  35. Command & Control (below) — This is an area open to the bottom floor below.
  36. Access to Emergency Tunnel — Despite the increase in security, it is still possible that a substation could be overrun. If the main entrance is destroyed or compromised, substation personnel can escape through this tunnel. It leads to a camouflaged exit on the surface a few hundred yards away. It can be sealed by three sliding armoured doors. Two deadfall traps, designed to each release a ton of rock into the tunnel, can be set to trigger as soon as the doors are closed, or if they are breached.

  37. Bottom Floor
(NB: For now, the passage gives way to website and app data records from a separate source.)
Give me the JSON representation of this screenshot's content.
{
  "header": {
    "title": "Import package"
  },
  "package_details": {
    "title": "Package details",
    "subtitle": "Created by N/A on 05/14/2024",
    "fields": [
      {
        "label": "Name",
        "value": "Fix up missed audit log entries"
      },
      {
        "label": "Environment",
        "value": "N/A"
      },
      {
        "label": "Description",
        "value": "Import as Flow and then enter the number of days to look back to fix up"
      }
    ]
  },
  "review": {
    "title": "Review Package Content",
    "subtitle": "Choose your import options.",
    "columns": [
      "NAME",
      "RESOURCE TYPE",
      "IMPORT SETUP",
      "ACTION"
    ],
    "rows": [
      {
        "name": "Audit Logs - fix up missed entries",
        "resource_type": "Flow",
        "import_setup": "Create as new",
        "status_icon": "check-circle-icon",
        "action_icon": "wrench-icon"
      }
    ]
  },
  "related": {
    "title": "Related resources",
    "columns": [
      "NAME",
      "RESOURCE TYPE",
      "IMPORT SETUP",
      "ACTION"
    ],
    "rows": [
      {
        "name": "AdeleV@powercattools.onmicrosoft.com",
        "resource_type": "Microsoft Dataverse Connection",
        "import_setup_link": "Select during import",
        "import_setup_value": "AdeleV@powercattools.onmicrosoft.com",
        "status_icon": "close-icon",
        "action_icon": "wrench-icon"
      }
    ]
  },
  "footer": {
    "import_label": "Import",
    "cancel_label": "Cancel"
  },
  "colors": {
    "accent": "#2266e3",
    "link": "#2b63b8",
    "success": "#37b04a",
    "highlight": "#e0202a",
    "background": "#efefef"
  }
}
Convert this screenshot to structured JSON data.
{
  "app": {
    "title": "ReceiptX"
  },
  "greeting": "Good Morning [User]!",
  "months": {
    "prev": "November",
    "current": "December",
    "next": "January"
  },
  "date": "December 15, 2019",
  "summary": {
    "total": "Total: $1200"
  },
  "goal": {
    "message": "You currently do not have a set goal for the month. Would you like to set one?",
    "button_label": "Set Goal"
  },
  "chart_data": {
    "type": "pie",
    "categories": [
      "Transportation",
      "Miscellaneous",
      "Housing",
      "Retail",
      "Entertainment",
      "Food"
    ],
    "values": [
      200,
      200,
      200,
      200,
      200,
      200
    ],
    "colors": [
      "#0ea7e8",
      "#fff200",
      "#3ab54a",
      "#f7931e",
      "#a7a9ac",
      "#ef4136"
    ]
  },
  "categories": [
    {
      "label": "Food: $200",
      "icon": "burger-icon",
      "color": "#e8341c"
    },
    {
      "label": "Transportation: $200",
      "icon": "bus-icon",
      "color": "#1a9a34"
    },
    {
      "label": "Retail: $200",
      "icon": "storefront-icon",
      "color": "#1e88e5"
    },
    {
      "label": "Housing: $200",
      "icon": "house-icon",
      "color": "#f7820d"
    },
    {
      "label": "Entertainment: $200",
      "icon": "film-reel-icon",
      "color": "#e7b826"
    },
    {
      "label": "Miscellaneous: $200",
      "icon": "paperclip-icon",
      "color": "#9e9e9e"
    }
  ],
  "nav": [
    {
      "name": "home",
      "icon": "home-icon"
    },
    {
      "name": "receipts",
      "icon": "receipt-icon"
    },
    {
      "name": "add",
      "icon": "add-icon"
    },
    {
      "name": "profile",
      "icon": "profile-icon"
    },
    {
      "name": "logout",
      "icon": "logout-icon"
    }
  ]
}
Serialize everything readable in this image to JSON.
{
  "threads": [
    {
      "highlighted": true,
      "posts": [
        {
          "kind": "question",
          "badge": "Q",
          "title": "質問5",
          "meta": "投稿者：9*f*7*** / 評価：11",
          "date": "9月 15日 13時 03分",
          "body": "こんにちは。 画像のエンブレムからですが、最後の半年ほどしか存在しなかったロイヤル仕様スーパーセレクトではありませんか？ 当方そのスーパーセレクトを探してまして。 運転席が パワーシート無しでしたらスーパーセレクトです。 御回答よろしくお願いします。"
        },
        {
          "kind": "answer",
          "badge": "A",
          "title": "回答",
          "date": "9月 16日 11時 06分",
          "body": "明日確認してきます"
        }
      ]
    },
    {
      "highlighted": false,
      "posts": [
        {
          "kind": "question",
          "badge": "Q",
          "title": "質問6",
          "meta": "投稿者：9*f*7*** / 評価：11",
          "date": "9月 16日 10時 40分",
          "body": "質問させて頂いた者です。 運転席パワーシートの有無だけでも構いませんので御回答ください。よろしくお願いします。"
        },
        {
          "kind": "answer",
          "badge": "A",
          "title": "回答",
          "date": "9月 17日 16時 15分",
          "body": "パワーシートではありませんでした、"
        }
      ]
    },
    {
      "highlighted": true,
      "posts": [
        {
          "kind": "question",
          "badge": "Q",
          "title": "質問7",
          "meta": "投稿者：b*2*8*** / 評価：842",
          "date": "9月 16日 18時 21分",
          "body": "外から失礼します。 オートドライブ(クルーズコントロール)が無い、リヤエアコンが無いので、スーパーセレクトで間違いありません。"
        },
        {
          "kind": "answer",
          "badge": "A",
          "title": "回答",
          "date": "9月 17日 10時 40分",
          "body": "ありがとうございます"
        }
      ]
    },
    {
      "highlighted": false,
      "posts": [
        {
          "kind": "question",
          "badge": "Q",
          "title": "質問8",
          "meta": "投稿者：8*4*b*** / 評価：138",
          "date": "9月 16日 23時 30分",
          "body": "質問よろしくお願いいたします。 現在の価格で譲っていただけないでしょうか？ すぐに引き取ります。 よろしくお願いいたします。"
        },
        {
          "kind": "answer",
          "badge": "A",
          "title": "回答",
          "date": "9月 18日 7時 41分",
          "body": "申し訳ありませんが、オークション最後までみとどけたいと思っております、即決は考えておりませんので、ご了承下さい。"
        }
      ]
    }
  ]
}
  38. Up to Middle Floor — This is the same stairway that leads down from the middle floor.
  39. Landing — This small enclosed area is meant to restrict movement.
  40. Supply Closet — Another general storage room, again mostly for office supplies.
  41. Computer & Telecommunications Room — This is the second of two rooms that contain the computer and telecommunications equipment that allows the substation to receive intelligence, to analyze and interpret it, and to pass on reports to the main station at Bethmoira Castle. This room contains mostly the mainframes and servers that run the substation's computers, as well as the modems that allow the substation to receive and transmit data.
  42. Command & Control — Whereas reports are analyzed on the upper floor, local operations are supervised and controlled from here. In the center sits a plotting table, while around it sit analysts in contact with field agents or troops.
  43. Display Boards — These are used to display timely and pertinent information, anything from maps to charts and graphs to images and reports.
  44. Duty Desk — This is where the head analyst sits and supervises the processing of intelligence and the supervision of operations.

Return to The Caerleon Order page.

We Hold the Line, and This Line Shall Not Be Crossed!